I picked up this book with great anticipation. It’s fairly well known that Benjamin Franklin and the English revivalist George Whitefield were friends. An account of their friendship promised a very entertaining and educational story. Unfortunately, though it was educational, the entertainment element was largely wanting in The Printer and the Preacher.

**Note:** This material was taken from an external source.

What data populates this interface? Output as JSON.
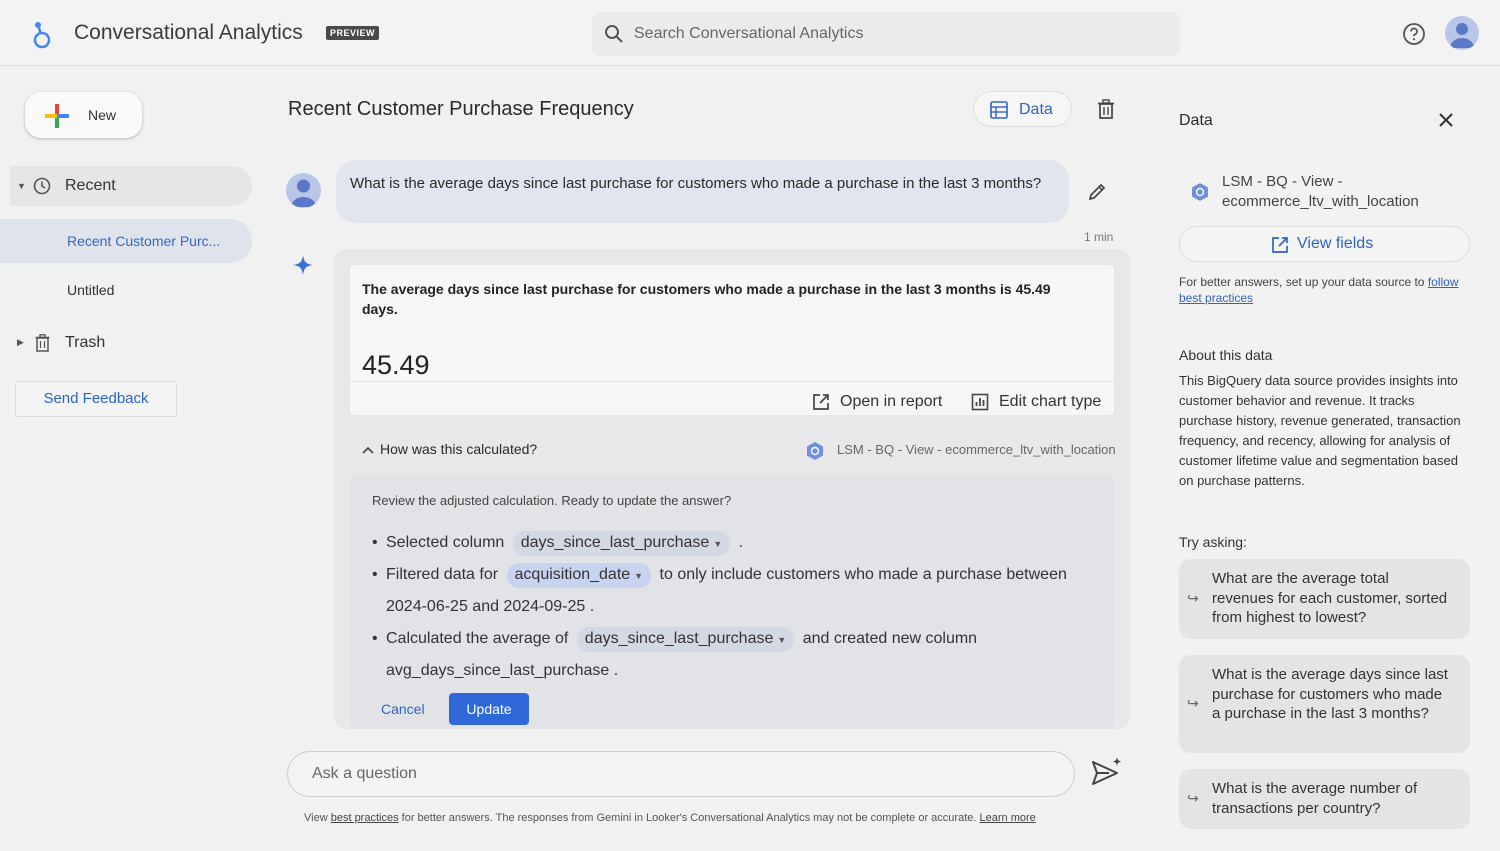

Author Randy Petersen clearly did a lot of research to produce this book on two remarkable men. George Whitefield to a large degree invented popular evangelism as we know it – emotional, dramatic preaching, avoiding denominational distinctives for a “mere Christianity” gospel. Benjamin Franklin, as his major publisher, supported his work (most of the time) because of its positive social effects, but could never accept the deity of Christ. Nevertheless the two men liked and respected each other, and were friends for many years, until Whitefield’s death. Whitefield again and again urged Franklin to consider Christ’s claims, and Franklin politely put him off.
Wouldn’t it be intriguing to have been a fly on the wall during one of these men’s meetings, when the very concepts of what would become American religion were being worked out by two men of intelligence and wit? Alas, The Printer and the Preacher never provides any detail of such a meeting, even in summary. Apparently such accounts don’t exist, and the two men’s letters don’t preserve the kind of interchange we’d like to have. What we get, instead, is bits of factual information scattered like raisins in the great oatmeal bowl of the author’s analysis. Don’t get me wrong – the analysis is good, as far as I can tell. But I wish the author had trusted his story more, and felt less obligated to explain each point to us. Of course that would have left us with a much shorter book.
The Printer and the Preacher is a useful work. But it’s not a great pleasure to read.
Benjamin Franklin’s proposed Great Seal of the United States, showing the Egyptians drowning in the Red Sea.
Thoughts after reading a book on Benjamin Franklin:
It is often stated that Franklin and Jefferson were Deists. This is justified in a sense, because they thought of themselves as Deists. But they really weren’t.
They believed that prayer had value, that God could be petitioned. That is completely opposite to true, continental Deism, which believed in a God who paid no attention to His creation.
What these men actually were, was Christians without the Incarnation. They accepted Christianity as a positive social good, but denied that Christ was God.
In essence they were secular, non-kosher Jews, who would never have considered converting to Judaism for social reasons.